- [TASK GOAL] All of the data is to be restated word for word.

- [MATERIAL FOR THIS TASK]
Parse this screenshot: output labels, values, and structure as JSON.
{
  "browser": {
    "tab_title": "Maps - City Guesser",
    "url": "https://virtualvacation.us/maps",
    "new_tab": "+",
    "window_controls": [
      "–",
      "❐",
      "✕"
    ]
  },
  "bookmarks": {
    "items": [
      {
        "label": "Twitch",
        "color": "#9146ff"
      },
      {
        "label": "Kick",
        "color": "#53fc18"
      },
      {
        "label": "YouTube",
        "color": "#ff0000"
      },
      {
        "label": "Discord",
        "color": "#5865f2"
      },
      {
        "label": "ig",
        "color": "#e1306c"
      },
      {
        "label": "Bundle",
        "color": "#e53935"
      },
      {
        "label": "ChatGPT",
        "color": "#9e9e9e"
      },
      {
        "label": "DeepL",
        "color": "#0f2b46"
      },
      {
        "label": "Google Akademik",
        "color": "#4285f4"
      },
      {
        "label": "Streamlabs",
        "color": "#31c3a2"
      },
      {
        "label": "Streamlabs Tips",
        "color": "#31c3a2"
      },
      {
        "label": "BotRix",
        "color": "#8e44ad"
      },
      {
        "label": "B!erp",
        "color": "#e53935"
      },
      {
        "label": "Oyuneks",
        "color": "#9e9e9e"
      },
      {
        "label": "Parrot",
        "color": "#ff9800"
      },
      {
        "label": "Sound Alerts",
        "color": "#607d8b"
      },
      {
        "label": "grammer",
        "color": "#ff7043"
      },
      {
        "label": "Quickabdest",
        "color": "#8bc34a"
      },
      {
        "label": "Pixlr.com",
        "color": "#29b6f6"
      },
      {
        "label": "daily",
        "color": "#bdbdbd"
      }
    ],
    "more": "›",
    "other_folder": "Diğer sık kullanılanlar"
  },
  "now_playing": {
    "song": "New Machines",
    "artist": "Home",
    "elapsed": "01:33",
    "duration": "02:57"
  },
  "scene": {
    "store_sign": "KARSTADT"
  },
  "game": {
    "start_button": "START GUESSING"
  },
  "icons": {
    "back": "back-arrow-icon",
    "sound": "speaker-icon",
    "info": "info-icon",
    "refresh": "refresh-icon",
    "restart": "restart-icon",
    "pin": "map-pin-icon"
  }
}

- [SOLUTION]
Parse this screenshot: output labels, values, and structure as JSON.
{
  "browser": {
    "tab_title": "Maps - City Guesser",
    "url": "https://virtualvacation.us/maps",
    "new_tab": "+",
    "window_controls": [
      "–",
      "❐",
      "✕"
    ]
  },
  "bookmarks": {
    "items": [
      {
        "label": "Twitch",
        "color": "#9146ff"
      },
      {
        "label": "Kick",
        "color": "#53fc18"
      },
      {
        "label": "YouTube",
        "color": "#ff0000"
      },
      {
        "label": "Discord",
        "color": "#5865f2"
      },
      {
        "label": "ig",
        "color": "#e1306c"
      },
      {
        "label": "Bundle",
        "color": "#e53935"
      },
      {
        "label": "ChatGPT",
        "color": "#9e9e9e"
      },
      {
        "label": "DeepL",
        "color": "#0f2b46"
      },
      {
        "label": "Google Akademik",
        "color": "#4285f4"
      },
      {
        "label": "Streamlabs",
        "color": "#31c3a2"
      },
      {
        "label": "Streamlabs Tips",
        "color": "#31c3a2"
      },
      {
        "label": "BotRix",
        "color": "#8e44ad"
      },
      {
        "label": "B!erp",
        "color": "#e53935"
      },
      {
        "label": "Oyuneks",
        "color": "#9e9e9e"
      },
      {
        "label": "Parrot",
        "color": "#ff9800"
      },
      {
        "label": "Sound Alerts",
        "color": "#607d8b"
      },
      {
        "label": "grammer",
        "color": "#ff7043"
      },
      {
        "label": "Quickabdest",
        "color": "#8bc34a"
      },
      {
        "label": "Pixlr.com",
        "color": "#29b6f6"
      },
      {
        "label": "daily",
        "color": "#bdbdbd"
      }
    ],
    "more": "›",
    "other_folder": "Diğer sık kullanılanlar"
  },
  "now_playing": {
    "song": "New Machines",
    "artist": "Home",
    "elapsed": "01:33",
    "duration": "02:57"
  },
  "scene": {
    "store_sign": "KARSTADT"
  },
  "game": {
    "start_button": "START GUESSING"
  },
  "icons": {
    "back": "back-arrow-icon",
    "sound": "speaker-icon",
    "info": "info-icon",
    "refresh": "refresh-icon",
    "restart": "restart-icon",
    "pin": "map-pin-icon"
  }
}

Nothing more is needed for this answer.